Voice of Multicultural Australia
In-language communications more vital than ever in increasingly multicultural Australia… was one of the main themes to emerge from Voice of Multicultural Australia held on Friday 22 August 2014 at the National Press Club in Canberra.
Nearly 50 representatives from ethnic media outlets around Australia joined a gathering of government communications professionals, their agencies and specialist consultants. The event was organised by media representative Spots & Space with the support of the Community Broadcasting Association of Australia and the National Ethnic and Multicultural Broadcasters’ Council.
The atmosphere in the packed venue was one of celebration as presenters attested to the strength and endurance of ethnic community media.
Lee Hubber, Director of Spots & Space, estimated that 155 Australian radio stations now broadcast in more than 100 languages spoken in Australia. According to a new study by McNair Ingenuity there is no predictable pattern governing the popularity of particular media from language to language. For example, the Chinese are avid newspaper consumers, while Arabic speakers prefer Arabic radio and TV. Nor is level of funding necessarily an indicator of how popular a channel will be with the community. Community based radio stations and newspapers beat the government-funded competitor in nine of the 10 languages surveyed. Among audited websites, three in-language sites rank in the top 10 of the most popular websites in Australia, according to the Audited Media Association’s reporting.
Compere Mohammed El-Leissy is an alumni of both Syn FM and ZZZ community radio, while Wesa Chau Managing Director of Cultural Intelligence spoke of listening to 3ZZZ’s Cantonese programs as a child migrant from Hong Kong, and how it gave her a sense of belonging in Melbourne.
Ralph Van Dijk from radio creative house Eardrum presented a case-study on their London International Award winning production “Rescue Radio”. The campaign has so far saved 17 domestic workers from abusive treatment in the Middle East, with a further 55 rescues in progress.
A highlight of the afternoon was a moderated forum hosted by Tim Burrowes of leading marketing and media website Mumbrella. He was joined by compere Mo’ El-Leissy, Ross Alatsas, (Deputy Chairperson of the Victoria Multicultural Commission), speakers Ralph, Wesa, Pino Migliorino of Cultural Perspectives and Australia’s leading media strategist Steve Allen.
Guests were invited to join in via Twitter, as the panel debated whether Australian advertisers needed to advertise in languages other than English.
The sentiments of panellists on the moderated forum were summed up by Steve Allen of Essence Media Strategy: “The closer you get to peoples hearts and minds, the more successful you will be”.
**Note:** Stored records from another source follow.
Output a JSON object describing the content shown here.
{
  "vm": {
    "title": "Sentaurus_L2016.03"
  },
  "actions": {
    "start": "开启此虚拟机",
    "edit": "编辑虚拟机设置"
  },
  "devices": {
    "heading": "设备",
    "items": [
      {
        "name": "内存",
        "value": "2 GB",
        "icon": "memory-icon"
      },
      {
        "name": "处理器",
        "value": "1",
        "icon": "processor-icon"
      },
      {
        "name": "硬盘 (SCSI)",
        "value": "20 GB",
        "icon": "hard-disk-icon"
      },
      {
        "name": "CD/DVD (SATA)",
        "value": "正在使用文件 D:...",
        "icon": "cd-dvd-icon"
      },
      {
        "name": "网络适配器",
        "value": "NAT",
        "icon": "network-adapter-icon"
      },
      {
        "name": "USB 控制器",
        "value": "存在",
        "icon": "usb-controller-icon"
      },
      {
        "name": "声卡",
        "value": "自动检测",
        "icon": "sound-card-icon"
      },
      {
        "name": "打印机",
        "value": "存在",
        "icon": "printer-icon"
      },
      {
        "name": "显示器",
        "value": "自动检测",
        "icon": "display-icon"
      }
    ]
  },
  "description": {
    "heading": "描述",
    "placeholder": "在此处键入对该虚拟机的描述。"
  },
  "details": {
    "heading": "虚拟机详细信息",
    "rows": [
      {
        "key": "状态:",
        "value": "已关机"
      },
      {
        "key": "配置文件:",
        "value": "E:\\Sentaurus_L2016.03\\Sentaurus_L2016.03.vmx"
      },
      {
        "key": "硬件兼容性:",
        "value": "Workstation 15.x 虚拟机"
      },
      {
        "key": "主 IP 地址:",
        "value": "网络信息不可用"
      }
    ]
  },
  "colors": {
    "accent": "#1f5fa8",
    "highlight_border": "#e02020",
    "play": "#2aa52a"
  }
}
Voice of Multicultural Australia reinforced for the government audience the strength of multi-language community radio as a trusted medium, easily and freely accessible to all, and its vital role in educating, entertaining and informing its audience.